Building Healthy Rural Communities
Goal: To produce research that contributes to a future-oriented, community-relevant, efficient and effective model of providing health and human services for a rural region, in partnership with health and human services and communities.
The program incorporates these sub-themes:
This stream of research is about working with communities to promote participation in establishing health and service priorities and then actions to address these needs. Community is defined as all of the local stakeholders in service provision, including local citizens, service providers, agencies, politicians and policymakers. This stream is also about using new ways of involving people in design and decision-making. Geographical Information Systems (GIS) to map services and health status; and using digital stories to capture local experiences, reflections and wants are just some of the innovative methods being used by this team. Research areas addressed are:
- Methods of community participation
- Impacts of community participation on health, and health and civic literacy
- Application of several participation methods and methodologies
Service designs produced by communities
- Inclusion, sustainability and scalability of community participatory design
Strong partnerships have been forged with key community health services to help investigate these topics. Dr Amanda Kenny is the project lead on this stream.
- Professor Jane Farmer
- Dr Amanda Kenny
- Dr Virginia Dickson-Swift
- Dr Guinever Threlkeld
- Dr Alana Hulme Chambers
- Dr Peter O'Meara
View more about the community participation research stream.
Innovative and Locally-Responsive Service Delivery Models
Innovative Service and Locally Responsive Delivery Models: The aim of this theme is to contribute to reconfiguring rural health services at various levels in response to needs and priorities; and with an eye to improving accessibility, safety, efficiency and feasibility of provision. Integration and local responsiveness are key interests. Service delivery models incorporate practice models, workforce, e-health, change management, and infrastructures including transport. Community participation research will inform the design of Service Delivery Models. The theme is particularly focused on:
- Interdisciplinary service models for rural communities
- Specific practice models
- Practice change models
This theme is led by Dr Les Fitzgerald.
Rural Health Workforce
An outcome of community participation, and part of service delivery models, is the design of the rural health workforce such that it meets the changing needs of rural and regional communities. The rural health and human services workforce includes managers, practitioners and lay/volunteer community members. Interests in this theme include:
- Flexible roles for rural workers
- Integrated and interdisciplinary workforce models
- Role and appropriate scope of practice
- How to produce rural health workers, continually develop them and provide satisfying career paths
- The role of rural education in the retention of health (Allied Health and Nursing) and human services workers in rural communities
Current projects include: extending nurse practitioners and developing a longitudinal survey to track the careers of allied health professionals, nurses and oral health professionals in rural communities.

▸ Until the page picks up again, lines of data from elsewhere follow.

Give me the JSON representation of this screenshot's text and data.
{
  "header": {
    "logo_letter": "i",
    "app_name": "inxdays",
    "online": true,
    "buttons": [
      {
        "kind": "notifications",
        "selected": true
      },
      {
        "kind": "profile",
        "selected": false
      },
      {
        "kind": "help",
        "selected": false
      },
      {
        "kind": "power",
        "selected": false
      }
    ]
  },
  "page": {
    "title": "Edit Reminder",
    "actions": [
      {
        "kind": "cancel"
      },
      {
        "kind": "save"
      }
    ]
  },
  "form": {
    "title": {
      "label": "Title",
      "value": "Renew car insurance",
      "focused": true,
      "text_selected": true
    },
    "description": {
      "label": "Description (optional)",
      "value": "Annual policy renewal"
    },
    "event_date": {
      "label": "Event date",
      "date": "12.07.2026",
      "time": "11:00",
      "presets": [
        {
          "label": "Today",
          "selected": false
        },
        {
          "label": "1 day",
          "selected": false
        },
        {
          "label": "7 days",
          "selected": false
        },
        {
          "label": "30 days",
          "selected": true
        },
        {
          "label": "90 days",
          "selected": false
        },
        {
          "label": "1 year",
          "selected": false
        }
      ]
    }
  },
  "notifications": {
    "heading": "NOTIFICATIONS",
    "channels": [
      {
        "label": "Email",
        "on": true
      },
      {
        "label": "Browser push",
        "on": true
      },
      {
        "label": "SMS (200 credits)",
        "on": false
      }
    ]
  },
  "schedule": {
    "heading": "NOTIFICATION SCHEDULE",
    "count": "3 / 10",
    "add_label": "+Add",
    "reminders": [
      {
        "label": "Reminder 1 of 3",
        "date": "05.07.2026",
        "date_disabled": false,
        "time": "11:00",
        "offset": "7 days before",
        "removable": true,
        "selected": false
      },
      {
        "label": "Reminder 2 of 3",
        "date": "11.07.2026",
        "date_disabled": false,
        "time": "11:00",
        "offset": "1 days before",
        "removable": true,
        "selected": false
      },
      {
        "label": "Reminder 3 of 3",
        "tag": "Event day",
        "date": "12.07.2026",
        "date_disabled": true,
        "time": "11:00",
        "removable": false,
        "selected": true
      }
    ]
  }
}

Dr Carol McKinstry leads this theme.
This theme considers applications of technology in health and human services, particularly as the National Broadband Network rolls out. This theme addresses the use of technologies to deliver health care services, tertiary education and professional development for data collection and as repositories for research and service evaluation. Some large projects are researching the use of medium to high fidelity simulation to feed into virtual classrooms for tertiary education and support of health services. Professor Teresa Iacono leads this theme.
Dr Mandy Kenny holds a PhD in rural health policy. She is a Professor in Rural and Regional Nursing.
Amanda Kenny, Health Sciences
Professor Jane Farmer
Community participation in health improvement.